The task:
Copy down the listing below exactly. Do not include pictures.

# # # #

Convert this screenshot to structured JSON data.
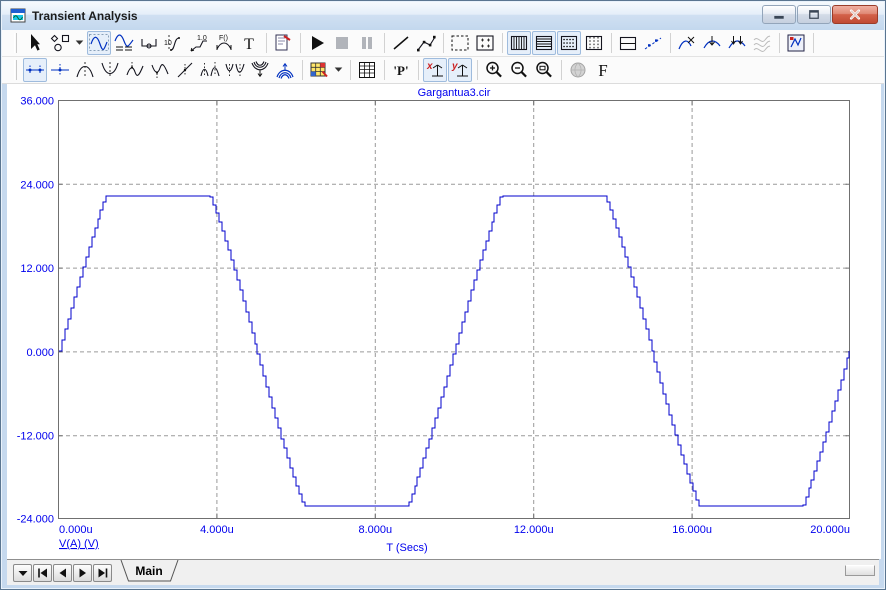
{
  "window": {
    "title": "Transient Analysis",
    "controls": [
      {
        "name": "minimize-button",
        "icon": "minimize-icon"
      },
      {
        "name": "maximize-button",
        "icon": "maximize-icon"
      },
      {
        "name": "close-button",
        "icon": "close-icon"
      }
    ]
  },
  "icons": {
    "text_tool_glyph": "T",
    "formula_glyph": "F()",
    "step_glyph": "1.0",
    "point_glyph": "10",
    "p_measure_glyph": "'P'",
    "font_glyph": "F",
    "x_scale_glyph": "x",
    "y_scale_glyph": "y"
  },
  "toolbar_main": {
    "items": [
      {
        "name": "select-tool-button",
        "icon": "arrow"
      },
      {
        "name": "graphics-tool-button",
        "icon": "shapes"
      },
      {
        "name": "graphics-dropdown-button",
        "icon": "drop",
        "narrow": true
      },
      {
        "name": "scale-mode-button",
        "icon": "scale",
        "state": "checked"
      },
      {
        "name": "cursor-mode-button",
        "icon": "cursorm"
      },
      {
        "name": "point-tag-button",
        "icon": "ptag"
      },
      {
        "name": "horizontal-tag-button",
        "icon": "htag"
      },
      {
        "name": "vertical-tag-button",
        "icon": "vtag"
      },
      {
        "name": "performance-tag-button",
        "icon": "ftag"
      },
      {
        "name": "text-mode-button",
        "icon": "textT"
      },
      {
        "type": "sep"
      },
      {
        "name": "properties-button",
        "icon": "props"
      },
      {
        "type": "sep"
      },
      {
        "name": "run-button",
        "icon": "play"
      },
      {
        "name": "stop-button",
        "icon": "stop",
        "state": "disabled"
      },
      {
        "name": "pause-button",
        "icon": "pause",
        "state": "disabled"
      },
      {
        "type": "sep"
      },
      {
        "name": "line-tool-button",
        "icon": "linet"
      },
      {
        "name": "polyline-tool-button",
        "icon": "poly"
      },
      {
        "type": "sep"
      },
      {
        "name": "select-region-button",
        "icon": "selbox"
      },
      {
        "name": "grid-marks-button",
        "icon": "gridm"
      },
      {
        "type": "sep"
      },
      {
        "name": "vertical-grid-toggle",
        "icon": "gridv",
        "state": "checked"
      },
      {
        "name": "horizontal-grid-toggle",
        "icon": "gridh",
        "state": "checked"
      },
      {
        "name": "dot-grid-toggle",
        "icon": "gridd",
        "state": "checked"
      },
      {
        "name": "minor-grid-toggle",
        "icon": "gridvd"
      },
      {
        "type": "sep"
      },
      {
        "name": "split-plot-button",
        "icon": "splith"
      },
      {
        "name": "tracker-button",
        "icon": "tracker"
      },
      {
        "type": "sep"
      },
      {
        "name": "cursor-x-button",
        "icon": "cursx"
      },
      {
        "name": "cursor-drop-button",
        "icon": "cursd"
      },
      {
        "name": "cursor-both-button",
        "icon": "cursdd"
      },
      {
        "name": "waveform-buffer-button",
        "icon": "wavesg",
        "state": "disabled"
      },
      {
        "type": "sep"
      },
      {
        "name": "plot-properties-button",
        "icon": "plotp"
      },
      {
        "type": "sep"
      }
    ]
  },
  "toolbar_analysis": {
    "items": [
      {
        "name": "tracker-cursor-button",
        "icon": "crossh",
        "state": "checked"
      },
      {
        "name": "tracker-cursor-alt-button",
        "icon": "crossh2"
      },
      {
        "name": "go-to-peak-button",
        "icon": "peak"
      },
      {
        "name": "go-to-valley-button",
        "icon": "valley"
      },
      {
        "name": "go-to-high-button",
        "icon": "high"
      },
      {
        "name": "go-to-low-button",
        "icon": "low"
      },
      {
        "name": "go-to-inflection-button",
        "icon": "slopei"
      },
      {
        "name": "next-peak-button",
        "icon": "peak2"
      },
      {
        "name": "next-valley-button",
        "icon": "valley2"
      },
      {
        "name": "global-low-button",
        "icon": "gmin"
      },
      {
        "name": "global-high-button",
        "icon": "gmax"
      },
      {
        "type": "sep"
      },
      {
        "name": "color-palette-button",
        "icon": "palette"
      },
      {
        "name": "palette-dropdown-button",
        "icon": "drop",
        "narrow": true
      },
      {
        "type": "sep"
      },
      {
        "name": "numeric-output-button",
        "icon": "tablei"
      },
      {
        "type": "sep"
      },
      {
        "name": "periodic-measure-button",
        "icon": "pq"
      },
      {
        "type": "sep"
      },
      {
        "name": "x-scale-lock-button",
        "icon": "xsc",
        "state": "checked"
      },
      {
        "name": "y-scale-lock-button",
        "icon": "ysc",
        "state": "checked"
      },
      {
        "type": "sep"
      },
      {
        "name": "zoom-in-button",
        "icon": "zin"
      },
      {
        "name": "zoom-out-button",
        "icon": "zout"
      },
      {
        "name": "zoom-region-button",
        "icon": "zwin"
      },
      {
        "type": "sep"
      },
      {
        "name": "web-button",
        "icon": "sphere",
        "state": "disabled"
      },
      {
        "name": "font-button",
        "icon": "fontF"
      }
    ]
  },
  "chart_data": {
    "type": "line",
    "title": "Gargantua3.cir",
    "xlabel": "T (Secs)",
    "trace_label": "V(A) (V)",
    "xlim_us": [
      0,
      20
    ],
    "ylim": [
      -24,
      36
    ],
    "x_ticks": [
      "0.000u",
      "4.000u",
      "8.000u",
      "12.000u",
      "16.000u",
      "20.000u"
    ],
    "y_ticks": [
      "36.000",
      "24.000",
      "12.000",
      "0.000",
      "-12.000",
      "-24.000"
    ],
    "grid": "dashed",
    "series": [
      {
        "name": "V(A)",
        "color": "#0000cd",
        "waveform": "clipped-sine",
        "amplitude": 33,
        "clip_high": 22.3,
        "clip_low": -22.3,
        "period_us": 10,
        "t_start_us": 0,
        "t_end_us": 20,
        "sample_step_us": 0.075,
        "key_points_us_v": [
          [
            0,
            0
          ],
          [
            1.2,
            22.3
          ],
          [
            3.8,
            22.3
          ],
          [
            5,
            0
          ],
          [
            6.2,
            -22.3
          ],
          [
            8.8,
            -22.3
          ],
          [
            10,
            0
          ],
          [
            11.2,
            22.3
          ],
          [
            13.8,
            22.3
          ],
          [
            15,
            0
          ],
          [
            16.2,
            -22.3
          ],
          [
            18.8,
            -22.3
          ],
          [
            20,
            0
          ]
        ]
      }
    ]
  },
  "bottom_bar": {
    "tab_main": "Main",
    "nav": [
      {
        "name": "page-list-button",
        "icon": "navdrop"
      },
      {
        "name": "first-page-button",
        "icon": "navfirst"
      },
      {
        "name": "prev-page-button",
        "icon": "navprev"
      },
      {
        "name": "next-page-button",
        "icon": "navnext"
      },
      {
        "name": "last-page-button",
        "icon": "navlast"
      }
    ]
  },
  "colors": {
    "trace": "#0000cd",
    "axis_text": "#0000ee",
    "grid": "#9a9a9a",
    "frame": "#707070",
    "titlebar_border": "#5a7590",
    "close_button": "#c14a33"
  }
}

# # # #

Response to the task:
Convert this screenshot to structured JSON data.
{
  "window": {
    "title": "Transient Analysis",
    "controls": [
      {
        "name": "minimize-button",
        "icon": "minimize-icon"
      },
      {
        "name": "maximize-button",
        "icon": "maximize-icon"
      },
      {
        "name": "close-button",
        "icon": "close-icon"
      }
    ]
  },
  "icons": {
    "text_tool_glyph": "T",
    "formula_glyph": "F()",
    "step_glyph": "1.0",
    "point_glyph": "10",
    "p_measure_glyph": "'P'",
    "font_glyph": "F",
    "x_scale_glyph": "x",
    "y_scale_glyph": "y"
  },
  "toolbar_main": {
    "items": [
      {
        "name": "select-tool-button",
        "icon": "arrow"
      },
      {
        "name": "graphics-tool-button",
        "icon": "shapes"
      },
      {
        "name": "graphics-dropdown-button",
        "icon": "drop",
        "narrow": true
      },
      {
        "name": "scale-mode-button",
        "icon": "scale",
        "state": "checked"
      },
      {
        "name": "cursor-mode-button",
        "icon": "cursorm"
      },
      {
        "name": "point-tag-button",
        "icon": "ptag"
      },
      {
        "name": "horizontal-tag-button",
        "icon": "htag"
      },
      {
        "name": "vertical-tag-button",
        "icon": "vtag"
      },
      {
        "name": "performance-tag-button",
        "icon": "ftag"
      },
      {
        "name": "text-mode-button",
        "icon": "textT"
      },
      {
        "type": "sep"
      },
      {
        "name": "properties-button",
        "icon": "props"
      },
      {
        "type": "sep"
      },
      {
        "name": "run-button",
        "icon": "play"
      },
      {
        "name": "stop-button",
        "icon": "stop",
        "state": "disabled"
      },
      {
        "name": "pause-button",
        "icon": "pause",
        "state": "disabled"
      },
      {
        "type": "sep"
      },
      {
        "name": "line-tool-button",
        "icon": "linet"
      },
      {
        "name": "polyline-tool-button",
        "icon": "poly"
      },
      {
        "type": "sep"
      },
      {
        "name": "select-region-button",
        "icon": "selbox"
      },
      {
        "name": "grid-marks-button",
        "icon": "gridm"
      },
      {
        "type": "sep"
      },
      {
        "name": "vertical-grid-toggle",
        "icon": "gridv",
        "state": "checked"
      },
      {
        "name": "horizontal-grid-toggle",
        "icon": "gridh",
        "state": "checked"
      },
      {
        "name": "dot-grid-toggle",
        "icon": "gridd",
        "state": "checked"
      },
      {
        "name": "minor-grid-toggle",
        "icon": "gridvd"
      },
      {
        "type": "sep"
      },
      {
        "name": "split-plot-button",
        "icon": "splith"
      },
      {
        "name": "tracker-button",
        "icon": "tracker"
      },
      {
        "type": "sep"
      },
      {
        "name": "cursor-x-button",
        "icon": "cursx"
      },
      {
        "name": "cursor-drop-button",
        "icon": "cursd"
      },
      {
        "name": "cursor-both-button",
        "icon": "cursdd"
      },
      {
        "name": "waveform-buffer-button",
        "icon": "wavesg",
        "state": "disabled"
      },
      {
        "type": "sep"
      },
      {
        "name": "plot-properties-button",
        "icon": "plotp"
      },
      {
        "type": "sep"
      }
    ]
  },
  "toolbar_analysis": {
    "items": [
      {
        "name": "tracker-cursor-button",
        "icon": "crossh",
        "state": "checked"
      },
      {
        "name": "tracker-cursor-alt-button",
        "icon": "crossh2"
      },
      {
        "name": "go-to-peak-button",
        "icon": "peak"
      },
      {
        "name": "go-to-valley-button",
        "icon": "valley"
      },
      {
        "name": "go-to-high-button",
        "icon": "high"
      },
      {
        "name": "go-to-low-button",
        "icon": "low"
      },
      {
        "name": "go-to-inflection-button",
        "icon": "slopei"
      },
      {
        "name": "next-peak-button",
        "icon": "peak2"
      },
      {
        "name": "next-valley-button",
        "icon": "valley2"
      },
      {
        "name": "global-low-button",
        "icon": "gmin"
      },
      {
        "name": "global-high-button",
        "icon": "gmax"
      },
      {
        "type": "sep"
      },
      {
        "name": "color-palette-button",
        "icon": "palette"
      },
      {
        "name": "palette-dropdown-button",
        "icon": "drop",
        "narrow": true
      },
      {
        "type": "sep"
      },
      {
        "name": "numeric-output-button",
        "icon": "tablei"
      },
      {
        "type": "sep"
      },
      {
        "name": "periodic-measure-button",
        "icon": "pq"
      },
      {
        "type": "sep"
      },
      {
        "name": "x-scale-lock-button",
        "icon": "xsc",
        "state": "checked"
      },
      {
        "name": "y-scale-lock-button",
        "icon": "ysc",
        "state": "checked"
      },
      {
        "type": "sep"
      },
      {
        "name": "zoom-in-button",
        "icon": "zin"
      },
      {
        "name": "zoom-out-button",
        "icon": "zout"
      },
      {
        "name": "zoom-region-button",
        "icon": "zwin"
      },
      {
        "type": "sep"
      },
      {
        "name": "web-button",
        "icon": "sphere",
        "state": "disabled"
      },
      {
        "name": "font-button",
        "icon": "fontF"
      }
    ]
  },
  "chart_data": {
    "type": "line",
    "title": "Gargantua3.cir",
    "xlabel": "T (Secs)",
    "trace_label": "V(A) (V)",
    "xlim_us": [
      0,
      20
    ],
    "ylim": [
      -24,
      36
    ],
    "x_ticks": [
      "0.000u",
      "4.000u",
      "8.000u",
      "12.000u",
      "16.000u",
      "20.000u"
    ],
    "y_ticks": [
      "36.000",
      "24.000",
      "12.000",
      "0.000",
      "-12.000",
      "-24.000"
    ],
    "grid": "dashed",
    "series": [
      {
        "name": "V(A)",
        "color": "#0000cd",
        "waveform": "clipped-sine",
        "amplitude": 33,
        "clip_high": 22.3,
        "clip_low": -22.3,
        "period_us": 10,
        "t_start_us": 0,
        "t_end_us": 20,
        "sample_step_us": 0.075,
        "key_points_us_v": [
          [
            0,
            0
          ],
          [
            1.2,
            22.3
          ],
          [
            3.8,
            22.3
          ],
          [
            5,
            0
          ],
          [
            6.2,
            -22.3
          ],
          [
            8.8,
            -22.3
          ],
          [
            10,
            0
          ],
          [
            11.2,
            22.3
          ],
          [
            13.8,
            22.3
          ],
          [
            15,
            0
          ],
          [
            16.2,
            -22.3
          ],
          [
            18.8,
            -22.3
          ],
          [
            20,
            0
          ]
        ]
      }
    ]
  },
  "bottom_bar": {
    "tab_main": "Main",
    "nav": [
      {
        "name": "page-list-button",
        "icon": "navdrop"
      },
      {
        "name": "first-page-button",
        "icon": "navfirst"
      },
      {
        "name": "prev-page-button",
        "icon": "navprev"
      },
      {
        "name": "next-page-button",
        "icon": "navnext"
      },
      {
        "name": "last-page-button",
        "icon": "navlast"
      }
    ]
  },
  "colors": {
    "trace": "#0000cd",
    "axis_text": "#0000ee",
    "grid": "#9a9a9a",
    "frame": "#707070",
    "titlebar_border": "#5a7590",
    "close_button": "#c14a33"
  }
}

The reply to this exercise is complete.